Poker is a game of strategy, risk, and chance. It requires many skills in order to be a successful player, including discipline and perseverance. A player must be able to choose the best games and limits for their bankroll, and they must be able to make smart decisions about betting. They must also commit to studying and improving their game. Moreover, they must be able to recognize emotions such as fear and anger. This is important because these emotions can be dangerous if they are allowed to take control.
A lot of people who play poker have a hard time staying committed to the game. Often, they will get frustrated when their poker strategy doesn’t produce the results that they want. However, this is something that can be easily overcome by learning to stay patient. This is an extremely important skill to have in life because it will save you from a lot of frustration that you can’t change.
Another important skill that poker teaches is how to read other players. This means that you’ll learn how to assess the actions of your opponents and their motives. This is a crucial skill to have in life because it will help you in your professional and personal lives. It will also help you avoid making mistakes that could cost you money.
In addition to reading your opponents, you’ll also learn how to assess the strength of your own hand. This is vital because you’ll be able to determine whether or not your poker hand is strong enough to win the pot. You can do this by looking at the number of cards in your hand and comparing them to the strength of your opponent’s hand.
Poker also teaches you how to control your emotions. This is especially useful in situations where you might find yourself in a stressful situation at work or home.
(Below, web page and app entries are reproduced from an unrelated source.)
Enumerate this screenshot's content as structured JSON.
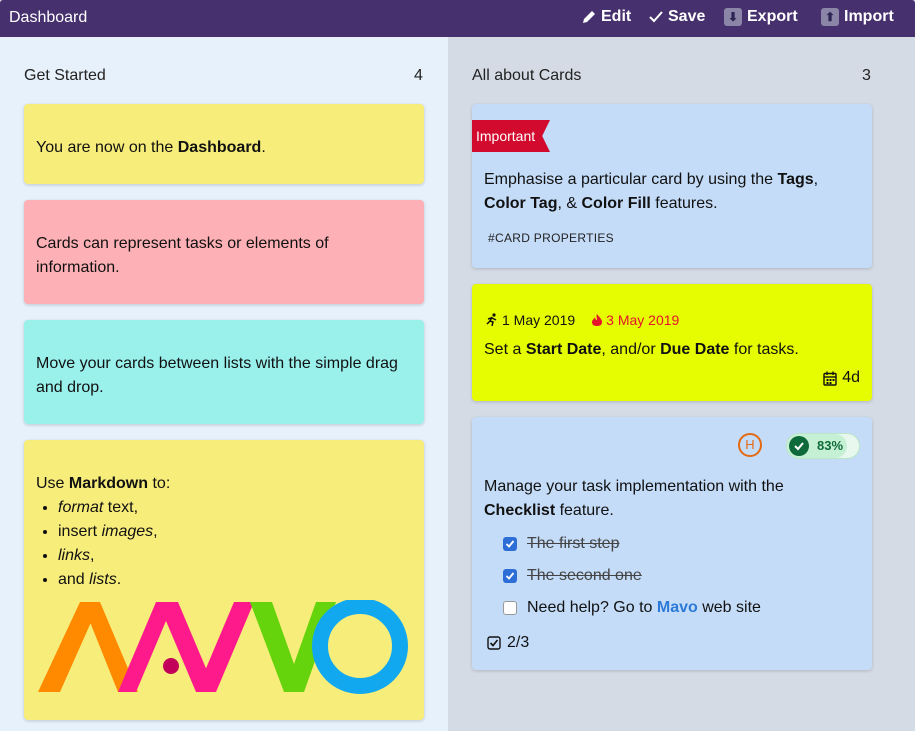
{
  "app": {
    "title": "Dashboard"
  },
  "toolbar": {
    "edit": "Edit",
    "save": "Save",
    "export": "Export",
    "import": "Import"
  },
  "lists": [
    {
      "title": "Get Started",
      "count": "4"
    },
    {
      "title": "All about Cards",
      "count": "3"
    }
  ],
  "colors": {
    "yellow": "#f7ed7a",
    "pink": "#fdb0b5",
    "cyan": "#9af1ec",
    "blue": "#c4dcf8",
    "lime": "#e6fc00",
    "topbar": "#46306e"
  },
  "cards_left": {
    "c1": {
      "pre": "You are now on the ",
      "bold": "Dashboard",
      "post": "."
    },
    "c2": {
      "text": "Cards can represent tasks or elements of information."
    },
    "c3": {
      "text": "Move your cards between lists with the simple drag and drop."
    },
    "c4": {
      "pre": "Use ",
      "bold": "Markdown",
      "post": " to:",
      "li1_em": "format",
      "li1_rest": " text,",
      "li2_pre": "insert ",
      "li2_em": "images",
      "li2_post": ",",
      "li3_em": "links",
      "li3_post": ",",
      "li4_pre": "and ",
      "li4_em": "lists",
      "li4_post": ".",
      "logo_text": "MAVO"
    }
  },
  "cards_right": {
    "c1": {
      "ribbon": "Important",
      "t1": "Emphasise a particular card by using the ",
      "b1": "Tags",
      "t2": ",",
      "b2": "Color Tag",
      "t3": ", & ",
      "b3": "Color Fill",
      "t4": " features.",
      "tag": "#CARD PROPERTIES"
    },
    "c2": {
      "start": "1 May 2019",
      "due": "3 May 2019",
      "t1": "Set a ",
      "b1": "Start Date",
      "t2": ", and/or ",
      "b2": "Due Date",
      "t3": " for tasks.",
      "duration": "4d"
    },
    "c3": {
      "avatar": "H",
      "progress_label": "83%",
      "progress": 0.83,
      "t1": "Manage your task implementation with the ",
      "b1": "Checklist",
      "t2": " feature.",
      "items": [
        {
          "text": "The first step",
          "checked": true
        },
        {
          "text": "The second one",
          "checked": true
        }
      ],
      "item3_pre": "Need help? Go to ",
      "item3_link": "Mavo",
      "item3_post": " web site",
      "count": "2/3"
    }
  }
}
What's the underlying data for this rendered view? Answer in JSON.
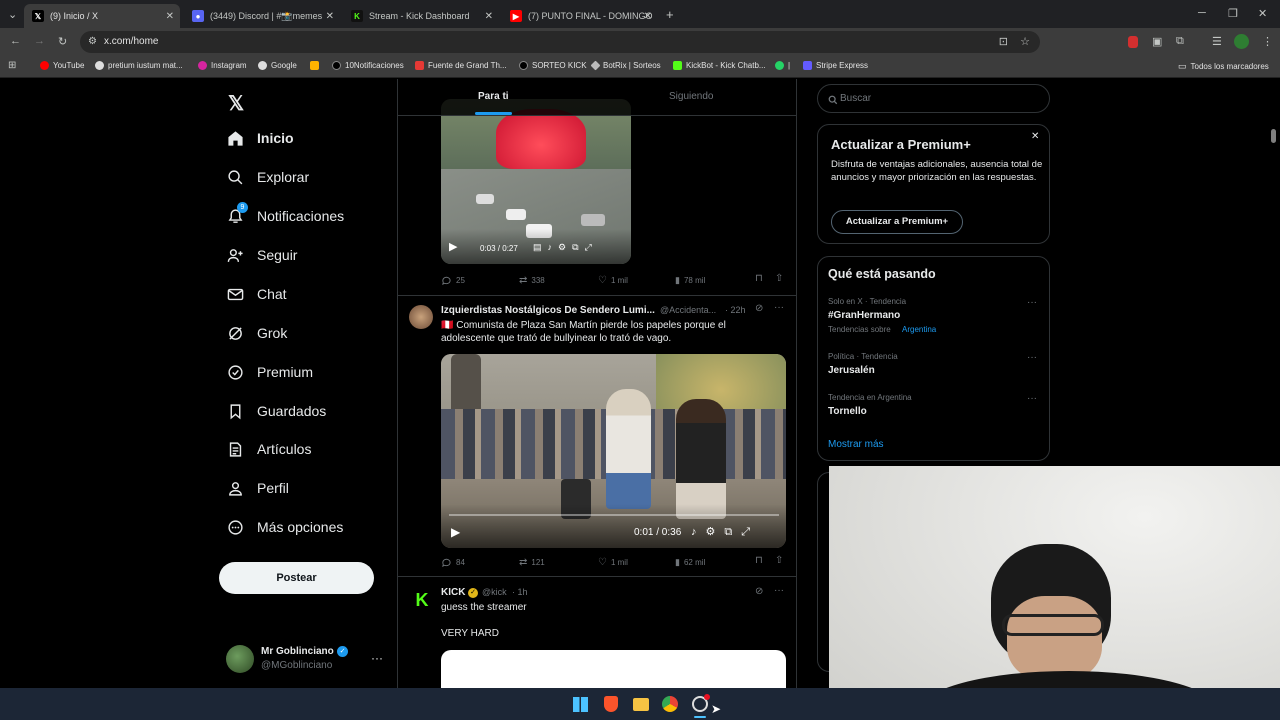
{
  "browser": {
    "tabs": [
      {
        "title": "(9) Inicio / X"
      },
      {
        "title": "(3449) Discord | #📸memes"
      },
      {
        "title": "Stream - Kick Dashboard"
      },
      {
        "title": "(7) PUNTO FINAL - DOMINGO"
      }
    ],
    "url": "x.com/home",
    "bookmarks": [
      "YouTube",
      "pretium iustum mat...",
      "Instagram",
      "Google",
      "10Notificaciones",
      "Fuente de Grand Th...",
      "SORTEO KICK",
      "BotRix | Sorteos",
      "KickBot - Kick Chatb...",
      "|",
      "Stripe Express"
    ],
    "all_bookmarks": "Todos los marcadores"
  },
  "nav": {
    "items": [
      "Inicio",
      "Explorar",
      "Notificaciones",
      "Seguir",
      "Chat",
      "Grok",
      "Premium",
      "Guardados",
      "Artículos",
      "Perfil",
      "Más opciones"
    ],
    "notif_badge": "9",
    "post_label": "Postear"
  },
  "account": {
    "name": "Mr Goblinciano",
    "handle": "@MGoblinciano"
  },
  "feed": {
    "tabs": [
      "Para ti",
      "Siguiendo"
    ],
    "posts": [
      {
        "time": "0:03 / 0:27",
        "replies": "25",
        "reposts": "338",
        "likes": "1 mil",
        "views": "78 mil"
      },
      {
        "name": "Izquierdistas Nostálgicos De Sendero Lumi...",
        "handle": "@Accidenta...",
        "age": "· 22h",
        "text": "🇵🇪 Comunista de Plaza San Martín pierde los papeles porque el adolescente que trató de bullyinear lo trató de vago.",
        "time": "0:01 / 0:36",
        "replies": "84",
        "reposts": "121",
        "likes": "1 mil",
        "views": "62 mil"
      },
      {
        "name": "KICK",
        "handle": "@kick",
        "age": "· 1h",
        "text": "guess the streamer",
        "text2": "VERY HARD"
      }
    ]
  },
  "sidebar": {
    "search_placeholder": "Buscar",
    "premium": {
      "title": "Actualizar a Premium+",
      "body": "Disfruta de ventajas adicionales, ausencia total de anuncios y mayor priorización en las respuestas.",
      "button": "Actualizar a Premium+"
    },
    "trends_title": "Qué está pasando",
    "trends": [
      {
        "meta": "Solo en X · Tendencia",
        "name": "#GranHermano",
        "sub": "Tendencias sobre",
        "sub_link": "Argentina"
      },
      {
        "meta": "Política · Tendencia",
        "name": "Jerusalén"
      },
      {
        "meta": "Tendencia en Argentina",
        "name": "Tornello"
      }
    ],
    "show_more": "Mostrar más"
  },
  "colors": {
    "accent": "#1d9bf0",
    "kick": "#53fc18",
    "bg": "#000000"
  }
}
It’s easy for stress and anger to boil over if you’re not able to keep your emotions in check, but poker will teach you how to do just that.
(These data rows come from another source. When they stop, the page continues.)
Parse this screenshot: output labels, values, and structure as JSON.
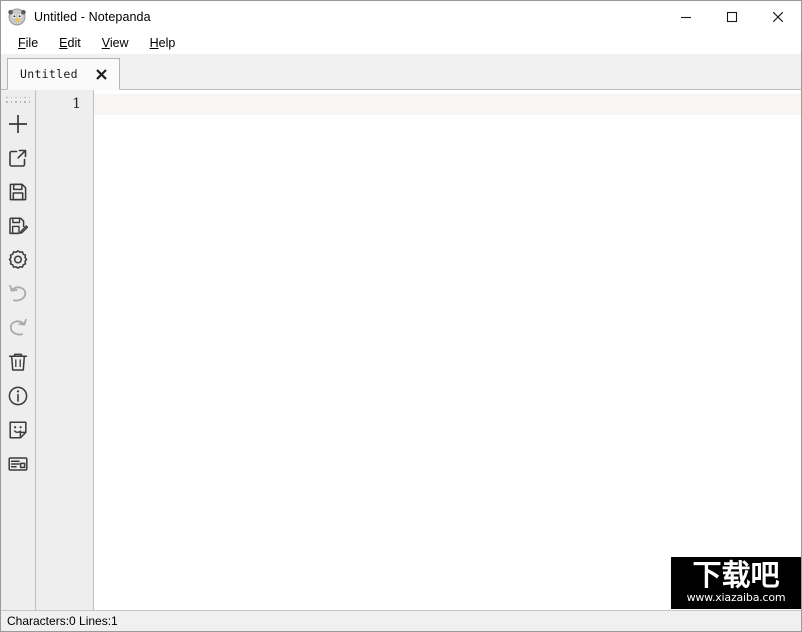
{
  "window": {
    "title": "Untitled - Notepanda",
    "app_icon": "panda-logo-icon",
    "controls": {
      "minimize_label": "Minimize",
      "maximize_label": "Maximize",
      "close_label": "Close"
    }
  },
  "menubar": {
    "items": [
      {
        "label": "File",
        "mnemonic": "F",
        "rest": "ile"
      },
      {
        "label": "Edit",
        "mnemonic": "E",
        "rest": "dit"
      },
      {
        "label": "View",
        "mnemonic": "V",
        "rest": "iew"
      },
      {
        "label": "Help",
        "mnemonic": "H",
        "rest": "elp"
      }
    ]
  },
  "tabs": [
    {
      "label": "Untitled",
      "close_label": "✕",
      "active": true
    }
  ],
  "toolbar": {
    "grip_label": "toolbar-drag-handle",
    "buttons": [
      {
        "name": "new-file-button",
        "icon": "plus-icon",
        "tooltip": "New"
      },
      {
        "name": "open-file-button",
        "icon": "open-external-icon",
        "tooltip": "Open"
      },
      {
        "name": "save-file-button",
        "icon": "floppy-disk-icon",
        "tooltip": "Save"
      },
      {
        "name": "save-as-button",
        "icon": "floppy-disk-pencil-icon",
        "tooltip": "Save As"
      },
      {
        "name": "settings-button",
        "icon": "gear-icon",
        "tooltip": "Settings"
      },
      {
        "name": "undo-button",
        "icon": "undo-arrow-icon",
        "tooltip": "Undo"
      },
      {
        "name": "redo-button",
        "icon": "redo-arrow-icon",
        "tooltip": "Redo"
      },
      {
        "name": "delete-button",
        "icon": "trash-can-icon",
        "tooltip": "Delete"
      },
      {
        "name": "about-button",
        "icon": "info-circle-icon",
        "tooltip": "About"
      },
      {
        "name": "sticker-button",
        "icon": "sticky-note-smiley-icon",
        "tooltip": "Sticker"
      },
      {
        "name": "layout-button",
        "icon": "panel-layout-icon",
        "tooltip": "Layout"
      }
    ]
  },
  "editor": {
    "line_numbers": [
      "1"
    ],
    "content": "",
    "current_line": 1
  },
  "statusbar": {
    "text": "Characters:0 Lines:1",
    "characters": 0,
    "lines": 1
  },
  "watermark": {
    "logo": "下载吧",
    "url": "www.xiazaiba.com"
  },
  "colors": {
    "titlebar_bg": "#ffffff",
    "tabbar_bg": "#f0f0f0",
    "toolbar_bg": "#eeeeee",
    "gutter_bg": "#eeeeee",
    "editor_bg": "#ffffff",
    "current_line_bg": "#f7f6f4",
    "statusbar_bg": "#f0f0f0",
    "border": "#c0c0c0",
    "icon_stroke": "#3a3a3a",
    "watermark_bg": "#000000"
  }
}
A final thing that poker teaches you is how to take calculated risks. This is an essential part of any poker strategy, and it’s a skill that will benefit you in the rest of your life as well. For example, if you’re holding a weak hand and the flop comes, you can try to outdraw your opponent by placing a large bet. This will cause them to fold their hand, which will allow you to win the pot. Alternatively, you can call their bet and force them to raise their own bet. This will prevent them from calling your bet and will give you more value for your stronger poker hands. This is called pot control.